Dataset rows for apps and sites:
↓↓↓

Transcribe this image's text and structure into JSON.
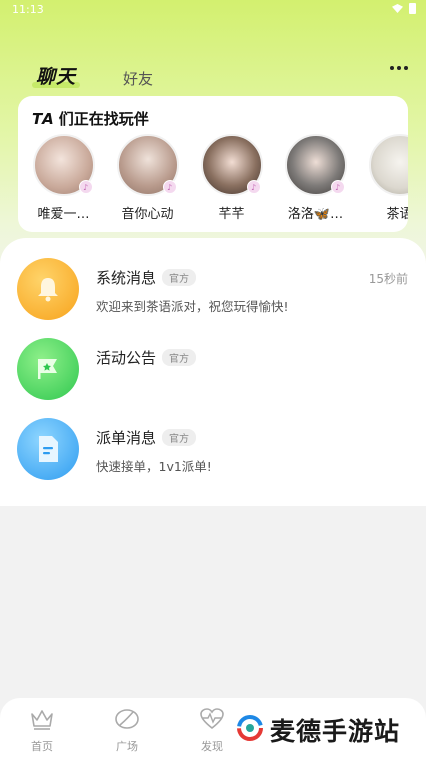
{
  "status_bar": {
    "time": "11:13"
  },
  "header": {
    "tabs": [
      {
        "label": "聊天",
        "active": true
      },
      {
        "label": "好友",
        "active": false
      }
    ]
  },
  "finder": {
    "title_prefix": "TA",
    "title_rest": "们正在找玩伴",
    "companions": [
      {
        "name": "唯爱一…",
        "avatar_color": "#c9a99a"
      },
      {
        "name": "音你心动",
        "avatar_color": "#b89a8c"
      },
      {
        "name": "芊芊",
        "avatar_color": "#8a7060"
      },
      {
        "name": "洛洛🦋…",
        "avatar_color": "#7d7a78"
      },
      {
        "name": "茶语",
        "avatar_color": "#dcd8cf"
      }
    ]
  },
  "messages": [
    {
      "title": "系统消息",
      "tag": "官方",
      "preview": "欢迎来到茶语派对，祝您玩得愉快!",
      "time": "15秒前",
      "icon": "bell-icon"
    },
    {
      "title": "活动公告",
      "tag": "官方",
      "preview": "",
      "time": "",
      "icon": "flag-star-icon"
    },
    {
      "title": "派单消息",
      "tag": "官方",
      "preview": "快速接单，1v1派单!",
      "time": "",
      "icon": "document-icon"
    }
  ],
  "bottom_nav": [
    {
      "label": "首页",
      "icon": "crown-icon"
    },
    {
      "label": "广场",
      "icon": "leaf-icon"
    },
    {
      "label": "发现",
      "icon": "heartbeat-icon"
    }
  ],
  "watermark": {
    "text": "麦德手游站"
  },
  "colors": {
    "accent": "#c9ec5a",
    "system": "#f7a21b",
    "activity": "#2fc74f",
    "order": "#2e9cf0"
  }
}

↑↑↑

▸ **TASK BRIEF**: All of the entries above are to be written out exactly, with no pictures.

▸ **RESPONSE**:
Transcribe this image's text and structure into JSON.
{
  "status_bar": {
    "time": "11:13"
  },
  "header": {
    "tabs": [
      {
        "label": "聊天",
        "active": true
      },
      {
        "label": "好友",
        "active": false
      }
    ]
  },
  "finder": {
    "title_prefix": "TA",
    "title_rest": "们正在找玩伴",
    "companions": [
      {
        "name": "唯爱一…",
        "avatar_color": "#c9a99a"
      },
      {
        "name": "音你心动",
        "avatar_color": "#b89a8c"
      },
      {
        "name": "芊芊",
        "avatar_color": "#8a7060"
      },
      {
        "name": "洛洛🦋…",
        "avatar_color": "#7d7a78"
      },
      {
        "name": "茶语",
        "avatar_color": "#dcd8cf"
      }
    ]
  },
  "messages": [
    {
      "title": "系统消息",
      "tag": "官方",
      "preview": "欢迎来到茶语派对，祝您玩得愉快!",
      "time": "15秒前",
      "icon": "bell-icon"
    },
    {
      "title": "活动公告",
      "tag": "官方",
      "preview": "",
      "time": "",
      "icon": "flag-star-icon"
    },
    {
      "title": "派单消息",
      "tag": "官方",
      "preview": "快速接单，1v1派单!",
      "time": "",
      "icon": "document-icon"
    }
  ],
  "bottom_nav": [
    {
      "label": "首页",
      "icon": "crown-icon"
    },
    {
      "label": "广场",
      "icon": "leaf-icon"
    },
    {
      "label": "发现",
      "icon": "heartbeat-icon"
    }
  ],
  "watermark": {
    "text": "麦德手游站"
  },
  "colors": {
    "accent": "#c9ec5a",
    "system": "#f7a21b",
    "activity": "#2fc74f",
    "order": "#2e9cf0"
  }
}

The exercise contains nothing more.